A recent analysis by the National University of Colombia focusing on Amazon tourism revenue showed that the greatest percentage of travel expenditure goes to air transportation – operated by Brazilian and Chilean companies – and that the remainder is spent on accommodations and mostly remains in the city of Leticia, Colombia.
Tourism in the Amazon began more than fifty years ago, but it is only in the last 15 years that it has turned into an important source of prosperity for the region. The growing environmental consciousness and interest in the exploration of the world's largest tropical rainforest – with its rushing rivers and biodiversity – is motivating hundreds of tourists to visit the region. However, most of the tourism revenue is spent along the way, leaving little for the local communities.
According to Professor Germán Ignacio Ochoa, of the National University's Amazon Office, “the global view of the value chain illustrates the fact that the greatest percentage of expenditure goes towards air transportation and that the remainder is spent on accommodations and remains in the city of Leticia”.
The professor explained that only 11% of tourism revenue reaches the indigenous communities which are usually tasked with organizing the local transportation, excursions, visits to communities, and local guides.
The ideas he puts forward result from the U.N. study which included field work within four indigenous communities, interviews with representatives of governmental agencies as well as from the private sector, participatory observations, and conservation workshops. The researchers also surveyed 300 tourists and reviewed all secondary information.

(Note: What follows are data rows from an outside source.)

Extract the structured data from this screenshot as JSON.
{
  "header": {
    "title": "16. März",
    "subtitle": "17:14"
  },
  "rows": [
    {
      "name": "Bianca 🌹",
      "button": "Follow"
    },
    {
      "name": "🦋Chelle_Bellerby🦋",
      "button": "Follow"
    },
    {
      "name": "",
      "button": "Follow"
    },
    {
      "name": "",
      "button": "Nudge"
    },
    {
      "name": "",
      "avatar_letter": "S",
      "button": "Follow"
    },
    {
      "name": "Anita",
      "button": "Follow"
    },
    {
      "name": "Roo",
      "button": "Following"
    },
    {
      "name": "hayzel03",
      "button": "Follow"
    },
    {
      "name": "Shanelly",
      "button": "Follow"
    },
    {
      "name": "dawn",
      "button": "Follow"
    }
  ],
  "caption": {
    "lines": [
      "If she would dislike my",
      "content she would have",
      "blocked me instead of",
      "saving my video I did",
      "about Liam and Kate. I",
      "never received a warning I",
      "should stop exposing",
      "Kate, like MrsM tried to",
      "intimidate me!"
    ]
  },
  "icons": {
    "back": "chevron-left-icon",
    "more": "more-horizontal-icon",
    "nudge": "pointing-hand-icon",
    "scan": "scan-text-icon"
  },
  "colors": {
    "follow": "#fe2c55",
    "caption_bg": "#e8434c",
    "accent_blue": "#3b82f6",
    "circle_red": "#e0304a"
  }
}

The professor warned that “despite the fact that the region – especially in Leticia and in the southern region of the Amazonian trapezoid – considers tourism to be the best alternative for the region's development, if this opinion is not in accordance with that of the local public institutions and leadership, it will fall short”.

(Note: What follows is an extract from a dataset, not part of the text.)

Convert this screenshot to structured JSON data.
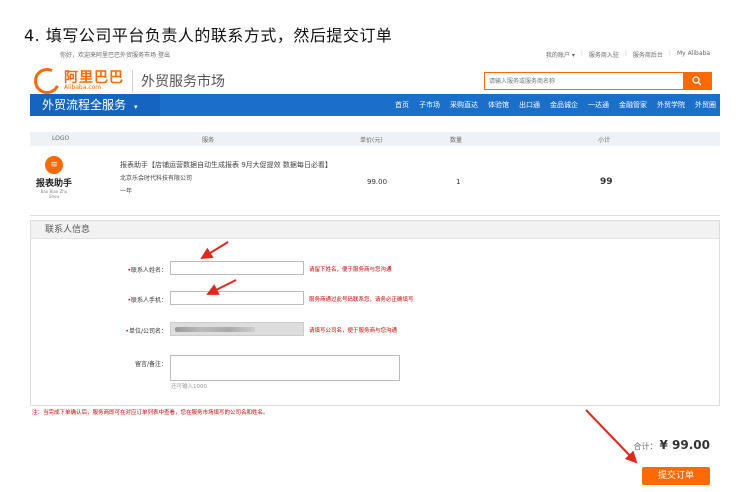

While some family businesses have sprung up and while there has been an increase in employment and in the number of visitors to the region, tourism continues to be controlled by urban companies which come away with the lion's share of the profits.
Mr. Ochoa criticizes the emphasis which this region is placing on tourism since the packages offered by travel agencies are neglecting conservation and are leaving out any education of the tourists and are simply satisfying the demand for traditional hotel services.
Professor Ochoa commented on the fact that it is the indigenous organizations which should be the ones in control of tourism since the public officials who hold office in municipal administrations frequently change, preventing the elaboration of a long-term tourism strategy. The Amazon tourism revenue should stay within the communities.
A change of strategy for the improvement of tourism in the region should consider family oriented initiatives, reduction of mass tourism, offer of memorable experiences rather than of products, concentration of efforts for the preservation of cultures and territories as well as a better distribution of profits to the communities.